Magic program to help young people with cerebral palsy

The Arts Health Institute is very excited to be running our inaugural Brisbane Amazing Magic Club in July with the support of nib foundation. The Amazing Magic Club is an innovative, creative program based on Breathe Magic, an award-winning UK program that uses magic tricks to aid young people with spastic hemiplegia, a form of cerebral palsy.

The 10-day Brisbane magic club, which is only the second of its kind to be held in Australia, will provide young people the opportunity to work alongside some of the country’s most talented magicians, Bruce Glen and Sam Angelico, to learn some incredible magic tricks while also improving their hand and arm movement.

Arts Health Institute Chief Executive Maggie Haertsch said cerebral palsy is the most common physical disability in Australian children with a child with celebral palsy born every 15 hours.

“Spastic hemiplegia, which the program focuses on treating, is a form of cerebral palsy that causes paralysis on one vertical half of the body,” Dr Haertsch said.

“This unique program, funded by nib foundation, is a new approach to treating children with hemiplegic CP where the hand/arm is affected that uses the repetitive action of magic tricks to build up strength and dexterity in these areas. It is strongly focused on improving bimanual skills and the entire program is specifically designed to encourage the use of both hands,” she added.

One of the greatest proven outcomes for the program is the huge growth in self-confidence and communication skills of all those participating, as several mothers of participants of the first Sydney club have said:
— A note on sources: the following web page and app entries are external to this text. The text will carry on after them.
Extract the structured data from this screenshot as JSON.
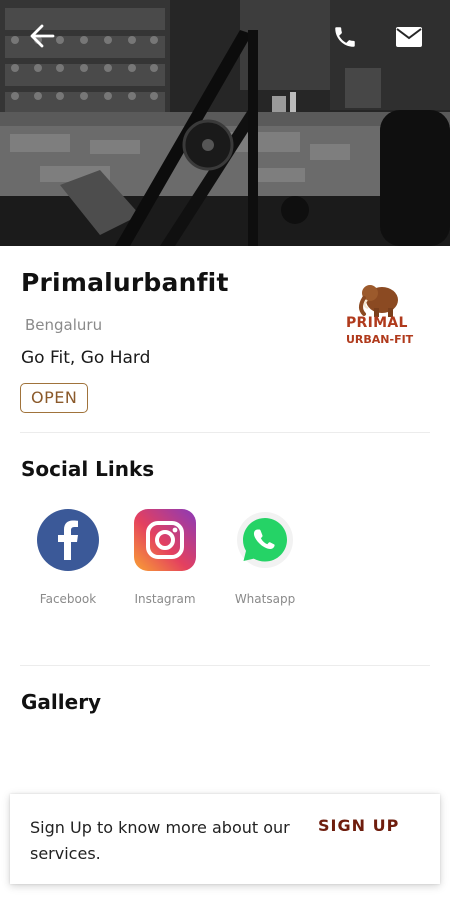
{
  "header": {
    "back_icon": "arrow-left-icon",
    "phone_icon": "phone-icon",
    "mail_icon": "mail-icon"
  },
  "gym": {
    "name": "Primalurbanfit",
    "city": "Bengaluru",
    "tagline": "Go Fit, Go Hard",
    "status": "OPEN",
    "logo_line1": "PRIMAL",
    "logo_line2": "URBAN-FIT"
  },
  "social": {
    "title": "Social Links",
    "items": [
      {
        "label": "Facebook",
        "icon": "facebook-icon",
        "color": "#3b5998"
      },
      {
        "label": "Instagram",
        "icon": "instagram-icon",
        "color": "#e1306c"
      },
      {
        "label": "Whatsapp",
        "icon": "whatsapp-icon",
        "color": "#25d366"
      }
    ]
  },
  "gallery": {
    "title": "Gallery"
  },
  "signup": {
    "text": "Sign Up to know more about our services.",
    "button": "SIGN UP"
  },
  "colors": {
    "accent": "#6e1d0d",
    "badge_border": "#a0733b",
    "logo": "#b03a1c"
  }
}
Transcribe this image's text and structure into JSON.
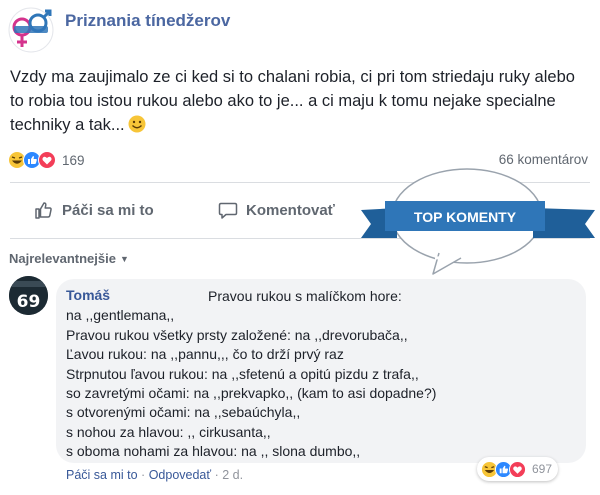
{
  "post": {
    "page_name": "Priznania tínedžerov",
    "text": "Vzdy ma zaujimalo ze ci ked si to chalani robia, ci pri tom striedaju ruky alebo to robia tou istou rukou alebo ako to je... a ci maju k tomu nejake specialne techniky a tak...",
    "reaction_count": "169",
    "comment_count": "66 komentárov",
    "reaction_icons": [
      "haha-icon",
      "like-icon",
      "love-icon"
    ]
  },
  "actions": {
    "like_label": "Páči sa mi to",
    "comment_label": "Komentovať"
  },
  "badge": {
    "label": "TOP KOMENTY"
  },
  "comments_sort": {
    "selected": "Najrelevantnejšie"
  },
  "comment": {
    "author": "Tomáš",
    "avatar_text": "69",
    "lines": [
      "Pravou rukou s malíčkom hore:",
      "na ,,gentlemana,,",
      "Pravou rukou všetky prsty založené: na ,,drevorubača,,",
      "Ľavou rukou: na ,,pannu,,, čo to drží prvý raz",
      "Strpnutou ľavou rukou: na ,,sfetenú a opitú pizdu z trafa,,",
      "so zavretými očami: na ,,prekvapko,, (kam to asi dopadne?)",
      "s otvorenými očami: na ,,sebaúchyla,,",
      "s nohou za hlavou: ,, cirkusanta,,",
      "s oboma nohami za hlavou: na ,, slona dumbo,,"
    ],
    "like_link": "Páči sa mi to",
    "reply_link": "Odpovedať",
    "separator": "·",
    "time": "2 d.",
    "reaction_count": "697",
    "reaction_icons": [
      "haha-icon",
      "like-icon",
      "love-icon"
    ]
  },
  "colors": {
    "link": "#385898",
    "page_name": "#4b67a1",
    "muted": "#606770",
    "bubble": "#f2f3f5",
    "badge_blue": "#2f76b8"
  }
}
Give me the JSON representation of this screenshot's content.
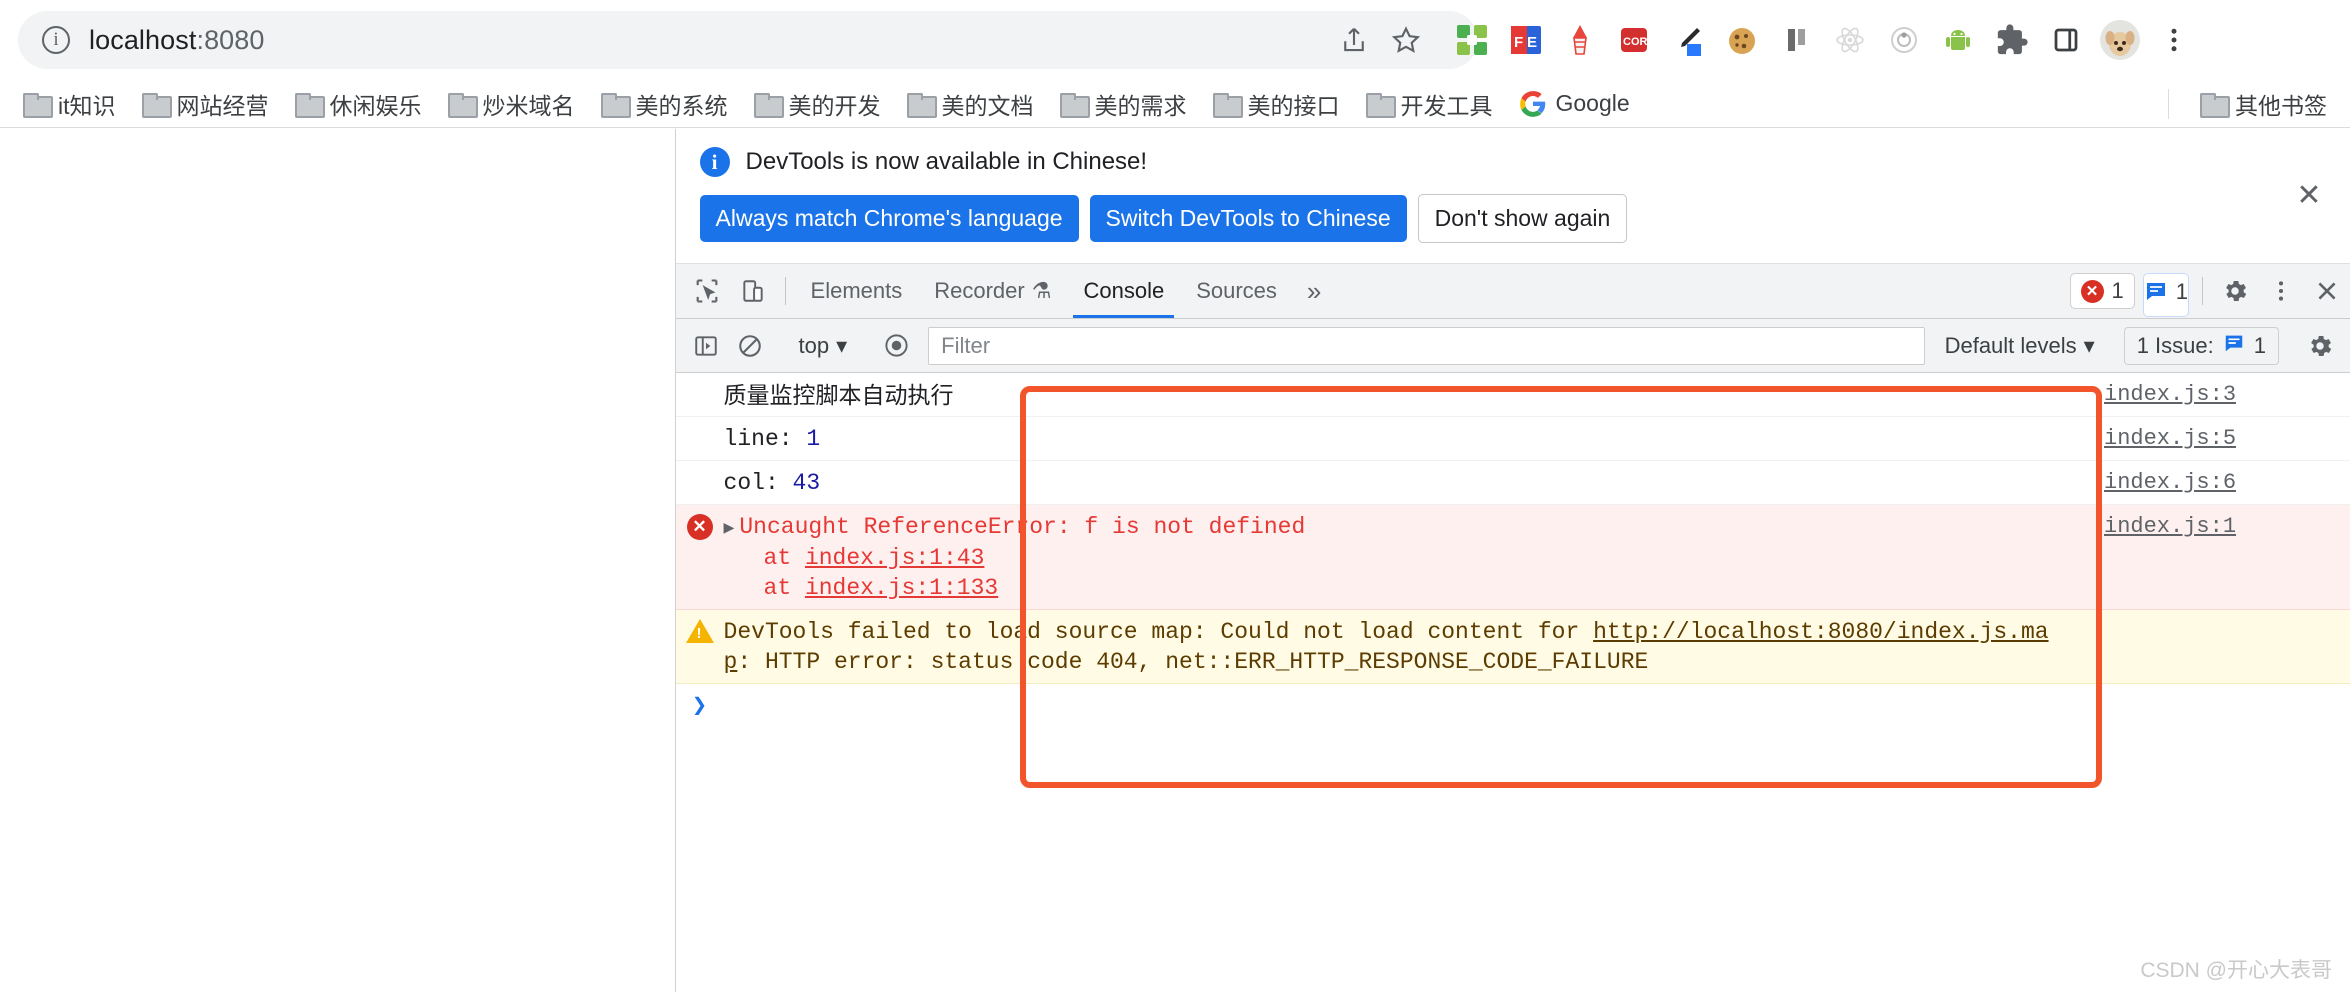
{
  "browser": {
    "url_host": "localhost",
    "url_port": ":8080",
    "info_icon": "info-circle-icon",
    "share_icon": "share-icon",
    "bookmark_icon": "star-icon",
    "menu_icon": "three-dot-menu-icon",
    "extensions": [
      {
        "name": "quadrant-grid-extension-icon",
        "glyph": "▦"
      },
      {
        "name": "fehelper-extension-icon",
        "glyph": "FE"
      },
      {
        "name": "lighthouse-extension-icon",
        "glyph": "▲"
      },
      {
        "name": "cors-unblock-extension-icon",
        "glyph": "CORS"
      },
      {
        "name": "colorpick-eyedropper-extension-icon",
        "glyph": "⟋"
      },
      {
        "name": "cookie-editor-extension-icon",
        "glyph": "●"
      },
      {
        "name": "vue-devtools-extension-icon",
        "glyph": "▮▯"
      },
      {
        "name": "react-devtools-extension-icon",
        "glyph": "⚛"
      },
      {
        "name": "axure-extension-icon",
        "glyph": "◎"
      },
      {
        "name": "android-extension-icon",
        "glyph": "🤖"
      },
      {
        "name": "extensions-puzzle-icon",
        "glyph": "🧩"
      },
      {
        "name": "side-panel-icon",
        "glyph": "▯"
      },
      {
        "name": "profile-avatar-icon",
        "glyph": "🐶"
      }
    ]
  },
  "bookmarks": {
    "items": [
      {
        "label": "it知识"
      },
      {
        "label": "网站经营"
      },
      {
        "label": "休闲娱乐"
      },
      {
        "label": "炒米域名"
      },
      {
        "label": "美的系统"
      },
      {
        "label": "美的开发"
      },
      {
        "label": "美的文档"
      },
      {
        "label": "美的需求"
      },
      {
        "label": "美的接口"
      },
      {
        "label": "开发工具"
      },
      {
        "label": "Google"
      }
    ],
    "other": "其他书签"
  },
  "devtools": {
    "notice": {
      "message": "DevTools is now available in Chinese!",
      "btn_always": "Always match Chrome's language",
      "btn_switch": "Switch DevTools to Chinese",
      "btn_dont_show": "Don't show again",
      "close": "✕"
    },
    "tabbar": {
      "inspect_icon": "inspect-element-icon",
      "device_icon": "device-toolbar-icon",
      "tabs": [
        {
          "label": "Elements",
          "active": false
        },
        {
          "label": "Recorder",
          "active": false,
          "suffix": "⚗"
        },
        {
          "label": "Console",
          "active": true
        },
        {
          "label": "Sources",
          "active": false
        }
      ],
      "more": "»",
      "error_count": "1",
      "message_count": "1",
      "settings_icon": "gear-icon",
      "kebab_icon": "three-dot-menu-icon",
      "close_icon": "close-icon"
    },
    "consolebar": {
      "sidebar_icon": "console-sidebar-icon",
      "clear_icon": "clear-console-icon",
      "context": "top",
      "eye_icon": "live-expression-icon",
      "filter_placeholder": "Filter",
      "filter_value": "",
      "levels": "Default levels",
      "issues_label": "1 Issue:",
      "issues_count": "1",
      "settings_icon": "gear-icon"
    },
    "messages": [
      {
        "type": "log",
        "text": "质量监控脚本自动执行",
        "source": "index.js:3"
      },
      {
        "type": "log-kv",
        "key": "line: ",
        "value": "1",
        "source": "index.js:5"
      },
      {
        "type": "log-kv",
        "key": "col: ",
        "value": "43",
        "source": "index.js:6"
      },
      {
        "type": "error",
        "text": "Uncaught ReferenceError: f is not defined",
        "stack": [
          "at index.js:1:43",
          "at index.js:1:133"
        ],
        "stack_at": "at ",
        "stack_links": [
          "index.js:1:43",
          "index.js:1:133"
        ],
        "source": "index.js:1"
      },
      {
        "type": "warning",
        "text_pre": "DevTools failed to load source map: Could not load content for ",
        "link": "http://localhost:8080/index.js.map",
        "text_post": ": HTTP error: status code 404, net::ERR_HTTP_RESPONSE_CODE_FAILURE",
        "source": ""
      }
    ],
    "prompt_caret": "❯"
  },
  "watermark": "CSDN @开心大表哥",
  "colors": {
    "accent_blue": "#1a73e8",
    "error_red": "#d93025",
    "warn_yellow": "#f5b400",
    "annotation_orange": "#f2552c"
  }
}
"I would say, categorically, that the Amazing Magic Club has changed Richard’s life through changing his perception of himself. I’m so glad that we had the opportunity to take part in such a fantastic experience." Alison, mother of Richard who attended the Amazing Magic Club Sydney, January 2014

"Stevie has been so enthused and energised by this experience. Not only is Stevie saying to me 'look mum' when she uses her left hand and not only is she actually really 'wanting' to try to use her left hand but an added bonus is that her confidence full stop had been boosted." Natasha, mother of Stevie who attended the Amazing Magic Club, Sydney, January 2014

nib foundation Chairman, Keith Lynch said they were proud to support the Australian pilot of the program which is designed to improve both the physical and mental health of its participants aged 7 to 16 years old.

“The intensive therapy program not only improves limb movement but also promotes social and emotional wellbeing as the child grows into adulthood which is an important part of these young people’s development,” Mr Lynch said.

Alongside learning some astonishing magic tricks young people will be playing lots of games, having meals using cutlery and creating their own costumes. At the end of the two-week residency they will be sharing their newfound skills with friends and family in a unique theatrical grand performance to be held at the Princess Theatre at 6:30pm on Friday July 11th.

The Arts Health Institute’s Amazing Magic Club will be running in Brisbane from 30th June – 11th July 2014.